First, the good news! - This book is an absolute must-have. It's well-written, clear, entertaining, educated, and manages to avoid being patronising while still managing to be both satisfyingly clever and thankfully simple.
Anybody wanting to own a concise volume of poetic forms and techniques would do well to invest in this book. It covers the basics of some of the more interesting poetic forms and does it in a way that's easy to understand. Example (from page 5):-
THE VILLANELLE AT A GLANCE:
1) It is a poem of nineteen lines.
2) It has five stanzas, each of three lines, with a final one of four lines.
3) The first line of the first stanza is repeated as the last line of the second and fourth stanzas.
4) ...etc etc
It then goes on to give the history of the form, its place in the modern context, and finally a close-up of one of the leading exponents. In between all this brilliantness it regales the reader with cracking examples of some of the classics of the genre (staying with the Villanelle, it gives us Downson's "Villanelle of His Lady's Treasures", Dylan Thomas's breathtaking "Do Not Go Gentle Into That Good Night", and Wendy Cope's "Reading Scheme", among others). An absolute treasure-trove!
The forms it covers are:
The heroic couplet; and
It also spends time on the elegy, the pastoral and the ode. During all this the authors still manage to find the time somehow to open the readers' eyes and introduce me, at least, to some true literary gems I'd never seen, such as Anthony Hecht's "The Book of Yolek", Miller Williams' "The Shrinking Lonesome Sestina" and (I'm almost ashamed I didn't know these) Edna St. Vincent Millay's "What Lips My Lips Have Kissed, and Where, and Why".
As a surprisingly powerful extra, the authors add their own personal stories to their journeys in poetry to bring these possibly abstract structures to life.
But there is some (slightly) bad news. After the first few chapters, the authors either lose the motivation or the scope to closely analyse the poetic forms: we're treated to logical breakdowns of the villanelle, the sestina and the sonnet, for instance, but rather less in the way of the same by the time we get to the stanza. This may be because the stanza is not so rigorously constructed as the villanelle, but this in itself brings me to the next 'criticism'...

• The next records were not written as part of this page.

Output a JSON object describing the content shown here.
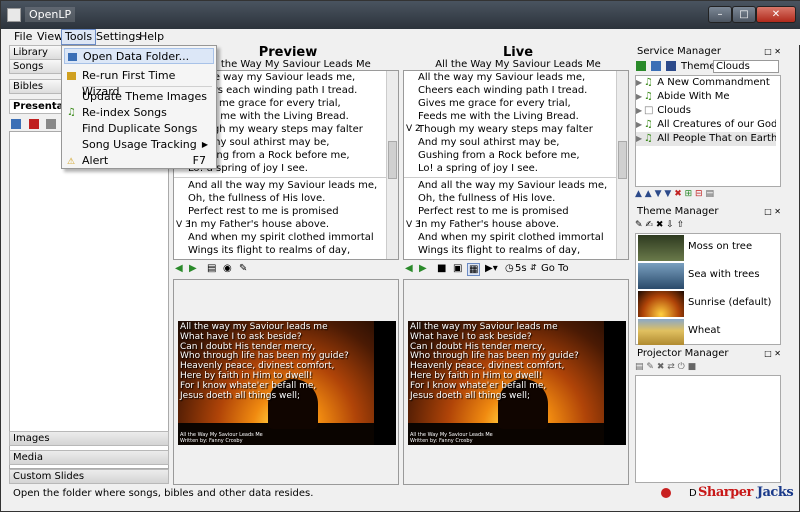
{
  "window": {
    "title": "OpenLP"
  },
  "menubar": {
    "file": "File",
    "view": "View",
    "tools": "Tools",
    "settings": "Settings",
    "help": "Help"
  },
  "tools_menu": {
    "items": [
      {
        "label": "Open Data Folder...",
        "icon": "folder-icon"
      },
      {
        "label": "Re-run First Time Wizard",
        "icon": "wizard-icon"
      },
      {
        "label": "Update Theme Images",
        "icon": ""
      },
      {
        "label": "Re-index Songs",
        "icon": "song-icon"
      },
      {
        "label": "Find Duplicate Songs",
        "icon": ""
      },
      {
        "label": "Song Usage Tracking",
        "icon": ""
      },
      {
        "label": "Alert",
        "icon": "alert-icon",
        "shortcut": "F7"
      }
    ]
  },
  "library": {
    "header": "Library",
    "tabs_top": [
      "Songs",
      "Bibles",
      "Presentations"
    ],
    "tabs_bottom": [
      "Images",
      "Media",
      "Custom Slides"
    ]
  },
  "preview": {
    "title": "Preview",
    "song_title": "All the Way My Saviour Leads Me",
    "verse1": [
      "All the way my Saviour leads me,",
      "Cheers each winding path I tread.",
      "Gives me grace for every trial,",
      "Feeds me with the Living Bread.",
      "Though my weary steps may falter",
      "And my soul athirst may be,",
      "Gushing from a Rock before me,",
      "Lo! a spring of joy I see."
    ],
    "verse1_label": "V 2",
    "verse2": [
      "And all the way my Saviour leads me,",
      "Oh, the fullness of His love.",
      "Perfect rest to me is promised",
      "In my Father's house above.",
      "And when my spirit clothed immortal",
      "Wings its flight to realms of day,"
    ],
    "verse2_label": "V 3"
  },
  "live": {
    "title": "Live",
    "song_title": "All the Way My Saviour Leads Me",
    "verse1": [
      "All the way my Saviour leads me,",
      "Cheers each winding path I tread.",
      "Gives me grace for every trial,",
      "Feeds me with the Living Bread.",
      "Though my weary steps may falter",
      "And my soul athirst may be,",
      "Gushing from a Rock before me,",
      "Lo! a spring of joy I see."
    ],
    "verse1_label": "V 2",
    "verse2": [
      "And all the way my Saviour leads me,",
      "Oh, the fullness of His love.",
      "Perfect rest to me is promised",
      "In my Father's house above.",
      "And when my spirit clothed immortal",
      "Wings its flight to realms of day,"
    ],
    "verse2_label": "V 3",
    "delay": "5s",
    "goto": "Go To"
  },
  "slide": {
    "lyrics": [
      "All the way my Saviour leads me",
      "What have I to ask beside?",
      "Can I doubt His tender mercy,",
      "Who through life has been my guide?",
      "Heavenly peace, divinest comfort,",
      "Here by faith in Him to dwell!",
      "For I know whate'er befall me,",
      "Jesus doeth all things well;"
    ],
    "footer_title": "All the Way My Saviour Leads Me",
    "footer_author": "Written by: Fanny Crosby"
  },
  "service_manager": {
    "header": "Service Manager",
    "theme_label": "Theme:",
    "theme_value": "Clouds",
    "items": [
      {
        "label": "A New Commandment",
        "type": "song"
      },
      {
        "label": "Abide With Me",
        "type": "song"
      },
      {
        "label": "Clouds",
        "type": "image"
      },
      {
        "label": "All Creatures of our God an...",
        "type": "song"
      },
      {
        "label": "All People That on Earth Do ...",
        "type": "song"
      }
    ]
  },
  "theme_manager": {
    "header": "Theme Manager",
    "themes": [
      {
        "name": "Moss on tree",
        "color": "#4d5a3a"
      },
      {
        "name": "Sea with trees",
        "color": "#3a6a8a"
      },
      {
        "name": "Sunrise (default)",
        "color": "#b8561a"
      },
      {
        "name": "Wheat",
        "color": "#c8a040"
      }
    ]
  },
  "projector_manager": {
    "header": "Projector Manager"
  },
  "statusbar": {
    "message": "Open the folder where songs, bibles and other data resides.",
    "right_text": "D"
  },
  "watermark": {
    "part1": "Sharper",
    "part2": "Jacks"
  },
  "colors": {
    "accent": "#dce7f7",
    "song_icon": "#3a8a1a",
    "watermark_red": "#c81818"
  }
}
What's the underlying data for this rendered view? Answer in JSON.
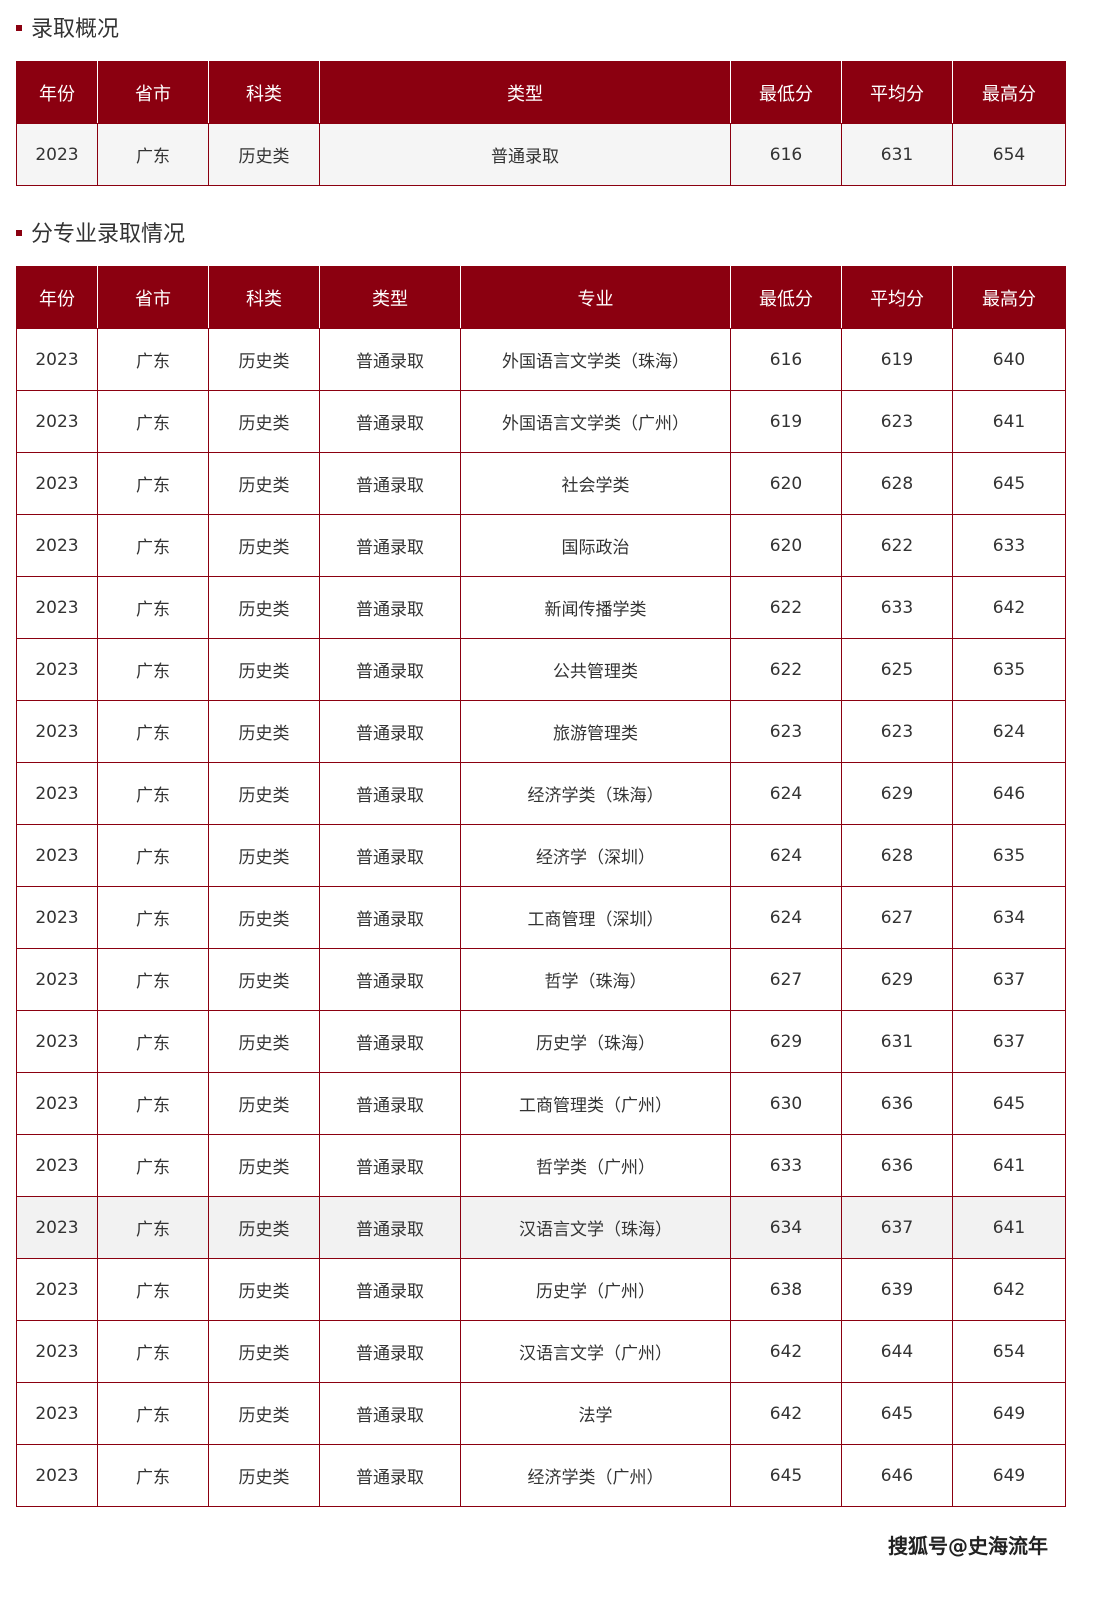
{
  "colors": {
    "accent": "#8b0010",
    "header_text": "#ffffff",
    "row_alt": "#f2f2f2"
  },
  "summary": {
    "title": "录取概况",
    "columns": [
      "年份",
      "省市",
      "科类",
      "类型",
      "最低分",
      "平均分",
      "最高分"
    ],
    "rows": [
      [
        "2023",
        "广东",
        "历史类",
        "普通录取",
        "616",
        "631",
        "654"
      ]
    ]
  },
  "majors": {
    "title": "分专业录取情况",
    "columns": [
      "年份",
      "省市",
      "科类",
      "类型",
      "专业",
      "最低分",
      "平均分",
      "最高分"
    ],
    "rows": [
      [
        "2023",
        "广东",
        "历史类",
        "普通录取",
        "外国语言文学类（珠海）",
        "616",
        "619",
        "640"
      ],
      [
        "2023",
        "广东",
        "历史类",
        "普通录取",
        "外国语言文学类（广州）",
        "619",
        "623",
        "641"
      ],
      [
        "2023",
        "广东",
        "历史类",
        "普通录取",
        "社会学类",
        "620",
        "628",
        "645"
      ],
      [
        "2023",
        "广东",
        "历史类",
        "普通录取",
        "国际政治",
        "620",
        "622",
        "633"
      ],
      [
        "2023",
        "广东",
        "历史类",
        "普通录取",
        "新闻传播学类",
        "622",
        "633",
        "642"
      ],
      [
        "2023",
        "广东",
        "历史类",
        "普通录取",
        "公共管理类",
        "622",
        "625",
        "635"
      ],
      [
        "2023",
        "广东",
        "历史类",
        "普通录取",
        "旅游管理类",
        "623",
        "623",
        "624"
      ],
      [
        "2023",
        "广东",
        "历史类",
        "普通录取",
        "经济学类（珠海）",
        "624",
        "629",
        "646"
      ],
      [
        "2023",
        "广东",
        "历史类",
        "普通录取",
        "经济学（深圳）",
        "624",
        "628",
        "635"
      ],
      [
        "2023",
        "广东",
        "历史类",
        "普通录取",
        "工商管理（深圳）",
        "624",
        "627",
        "634"
      ],
      [
        "2023",
        "广东",
        "历史类",
        "普通录取",
        "哲学（珠海）",
        "627",
        "629",
        "637"
      ],
      [
        "2023",
        "广东",
        "历史类",
        "普通录取",
        "历史学（珠海）",
        "629",
        "631",
        "637"
      ],
      [
        "2023",
        "广东",
        "历史类",
        "普通录取",
        "工商管理类（广州）",
        "630",
        "636",
        "645"
      ],
      [
        "2023",
        "广东",
        "历史类",
        "普通录取",
        "哲学类（广州）",
        "633",
        "636",
        "641"
      ],
      [
        "2023",
        "广东",
        "历史类",
        "普通录取",
        "汉语言文学（珠海）",
        "634",
        "637",
        "641"
      ],
      [
        "2023",
        "广东",
        "历史类",
        "普通录取",
        "历史学（广州）",
        "638",
        "639",
        "642"
      ],
      [
        "2023",
        "广东",
        "历史类",
        "普通录取",
        "汉语言文学（广州）",
        "642",
        "644",
        "654"
      ],
      [
        "2023",
        "广东",
        "历史类",
        "普通录取",
        "法学",
        "642",
        "645",
        "649"
      ],
      [
        "2023",
        "广东",
        "历史类",
        "普通录取",
        "经济学类（广州）",
        "645",
        "646",
        "649"
      ]
    ],
    "highlighted_row": 14
  },
  "watermark": "搜狐号@史海流年"
}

Thorough and far-reaching as this book is, it's by no means exhaustive, which makes the difficulties of rigorously analysing a stanza to the same degree as the villanelle all the more glaring. Why not, after all, stick with those forms that can be so analysed, such as the haiku, the acrostic or the dansa?
But this isn't so much the book's problem, more perhaps its genius - it simply leaves me wanting more, and frustrated that the chapters don't go on forever. Perhaps there will some day be a Part Two?...
This is a wonderful book. Learned, entertaining, and packed with both insight and argument, all crammed in between some of the greatest poems of the English language. To be thoroughly recommended!